Restate the records that follow. Every word must match.

BEGIN Entries provided

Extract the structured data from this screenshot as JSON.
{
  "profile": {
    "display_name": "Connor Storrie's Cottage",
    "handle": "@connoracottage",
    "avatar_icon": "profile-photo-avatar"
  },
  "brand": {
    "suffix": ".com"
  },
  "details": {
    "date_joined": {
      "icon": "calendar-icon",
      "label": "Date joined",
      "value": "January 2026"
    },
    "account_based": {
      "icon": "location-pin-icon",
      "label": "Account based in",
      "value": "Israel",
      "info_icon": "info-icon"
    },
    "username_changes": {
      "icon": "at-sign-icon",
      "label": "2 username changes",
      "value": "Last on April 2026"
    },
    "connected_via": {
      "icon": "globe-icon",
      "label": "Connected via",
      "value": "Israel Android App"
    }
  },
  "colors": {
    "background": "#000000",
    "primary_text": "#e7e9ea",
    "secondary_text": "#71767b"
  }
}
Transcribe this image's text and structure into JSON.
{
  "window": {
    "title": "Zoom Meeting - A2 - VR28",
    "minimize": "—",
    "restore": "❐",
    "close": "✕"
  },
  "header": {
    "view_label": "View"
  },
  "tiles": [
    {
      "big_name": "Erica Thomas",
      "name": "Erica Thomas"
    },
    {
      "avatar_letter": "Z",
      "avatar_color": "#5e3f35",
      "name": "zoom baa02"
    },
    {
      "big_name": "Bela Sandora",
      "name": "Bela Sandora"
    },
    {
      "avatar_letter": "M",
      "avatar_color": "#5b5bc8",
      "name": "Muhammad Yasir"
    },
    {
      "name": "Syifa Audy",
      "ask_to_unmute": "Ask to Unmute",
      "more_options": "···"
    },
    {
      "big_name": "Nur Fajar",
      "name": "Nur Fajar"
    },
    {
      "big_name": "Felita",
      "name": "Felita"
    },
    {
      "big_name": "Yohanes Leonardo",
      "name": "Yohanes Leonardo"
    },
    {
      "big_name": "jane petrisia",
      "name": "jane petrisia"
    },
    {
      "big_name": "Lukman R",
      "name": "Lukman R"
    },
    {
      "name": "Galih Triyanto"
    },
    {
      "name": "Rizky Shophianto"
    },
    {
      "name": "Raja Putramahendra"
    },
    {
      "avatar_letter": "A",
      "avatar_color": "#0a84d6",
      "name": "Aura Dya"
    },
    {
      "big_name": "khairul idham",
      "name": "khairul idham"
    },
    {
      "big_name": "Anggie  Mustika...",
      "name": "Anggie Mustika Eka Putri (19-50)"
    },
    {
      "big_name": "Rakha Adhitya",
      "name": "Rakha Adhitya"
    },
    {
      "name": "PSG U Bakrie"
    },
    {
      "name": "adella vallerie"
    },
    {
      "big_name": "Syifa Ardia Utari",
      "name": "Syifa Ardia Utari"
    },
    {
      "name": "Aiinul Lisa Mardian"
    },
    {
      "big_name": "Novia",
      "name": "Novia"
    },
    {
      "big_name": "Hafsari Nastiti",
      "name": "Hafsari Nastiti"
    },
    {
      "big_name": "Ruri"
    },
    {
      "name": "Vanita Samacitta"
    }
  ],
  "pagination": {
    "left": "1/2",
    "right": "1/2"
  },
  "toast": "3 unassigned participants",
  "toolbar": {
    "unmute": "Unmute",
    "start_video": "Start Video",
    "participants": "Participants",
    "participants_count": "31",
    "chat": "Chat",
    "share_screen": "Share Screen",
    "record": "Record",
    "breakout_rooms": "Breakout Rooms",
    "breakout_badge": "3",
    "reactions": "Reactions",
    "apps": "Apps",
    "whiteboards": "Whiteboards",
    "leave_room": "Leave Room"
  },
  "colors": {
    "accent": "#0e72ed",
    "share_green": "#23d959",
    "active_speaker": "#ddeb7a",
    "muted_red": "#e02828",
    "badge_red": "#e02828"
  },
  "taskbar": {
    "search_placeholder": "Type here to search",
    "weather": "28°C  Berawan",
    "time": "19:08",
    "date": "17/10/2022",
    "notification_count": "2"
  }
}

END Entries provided

- _Answer below_:
Extract the structured data from this screenshot as JSON.
{
  "profile": {
    "display_name": "Connor Storrie's Cottage",
    "handle": "@connoracottage",
    "avatar_icon": "profile-photo-avatar"
  },
  "brand": {
    "suffix": ".com"
  },
  "details": {
    "date_joined": {
      "icon": "calendar-icon",
      "label": "Date joined",
      "value": "January 2026"
    },
    "account_based": {
      "icon": "location-pin-icon",
      "label": "Account based in",
      "value": "Israel",
      "info_icon": "info-icon"
    },
    "username_changes": {
      "icon": "at-sign-icon",
      "label": "2 username changes",
      "value": "Last on April 2026"
    },
    "connected_via": {
      "icon": "globe-icon",
      "label": "Connected via",
      "value": "Israel Android App"
    }
  },
  "colors": {
    "background": "#000000",
    "primary_text": "#e7e9ea",
    "secondary_text": "#71767b"
  }
}
Transcribe this image's text and structure into JSON.
{
  "window": {
    "title": "Zoom Meeting - A2 - VR28",
    "minimize": "—",
    "restore": "❐",
    "close": "✕"
  },
  "header": {
    "view_label": "View"
  },
  "tiles": [
    {
      "big_name": "Erica Thomas",
      "name": "Erica Thomas"
    },
    {
      "avatar_letter": "Z",
      "avatar_color": "#5e3f35",
      "name": "zoom baa02"
    },
    {
      "big_name": "Bela Sandora",
      "name": "Bela Sandora"
    },
    {
      "avatar_letter": "M",
      "avatar_color": "#5b5bc8",
      "name": "Muhammad Yasir"
    },
    {
      "name": "Syifa Audy",
      "ask_to_unmute": "Ask to Unmute",
      "more_options": "···"
    },
    {
      "big_name": "Nur Fajar",
      "name": "Nur Fajar"
    },
    {
      "big_name": "Felita",
      "name": "Felita"
    },
    {
      "big_name": "Yohanes Leonardo",
      "name": "Yohanes Leonardo"
    },
    {
      "big_name": "jane petrisia",
      "name": "jane petrisia"
    },
    {
      "big_name": "Lukman R",
      "name": "Lukman R"
    },
    {
      "name": "Galih Triyanto"
    },
    {
      "name": "Rizky Shophianto"
    },
    {
      "name": "Raja Putramahendra"
    },
    {
      "avatar_letter": "A",
      "avatar_color": "#0a84d6",
      "name": "Aura Dya"
    },
    {
      "big_name": "khairul idham",
      "name": "khairul idham"
    },
    {
      "big_name": "Anggie  Mustika...",
      "name": "Anggie Mustika Eka Putri (19-50)"
    },
    {
      "big_name": "Rakha Adhitya",
      "name": "Rakha Adhitya"
    },
    {
      "name": "PSG U Bakrie"
    },
    {
      "name": "adella vallerie"
    },
    {
      "big_name": "Syifa Ardia Utari",
      "name": "Syifa Ardia Utari"
    },
    {
      "name": "Aiinul Lisa Mardian"
    },
    {
      "big_name": "Novia",
      "name": "Novia"
    },
    {
      "big_name": "Hafsari Nastiti",
      "name": "Hafsari Nastiti"
    },
    {
      "big_name": "Ruri"
    },
    {
      "name": "Vanita Samacitta"
    }
  ],
  "pagination": {
    "left": "1/2",
    "right": "1/2"
  },
  "toast": "3 unassigned participants",
  "toolbar": {
    "unmute": "Unmute",
    "start_video": "Start Video",
    "participants": "Participants",
    "participants_count": "31",
    "chat": "Chat",
    "share_screen": "Share Screen",
    "record": "Record",
    "breakout_rooms": "Breakout Rooms",
    "breakout_badge": "3",
    "reactions": "Reactions",
    "apps": "Apps",
    "whiteboards": "Whiteboards",
    "leave_room": "Leave Room"
  },
  "colors": {
    "accent": "#0e72ed",
    "share_green": "#23d959",
    "active_speaker": "#ddeb7a",
    "muted_red": "#e02828",
    "badge_red": "#e02828"
  },
  "taskbar": {
    "search_placeholder": "Type here to search",
    "weather": "28°C  Berawan",
    "time": "19:08",
    "date": "17/10/2022",
    "notification_count": "2"
  }
}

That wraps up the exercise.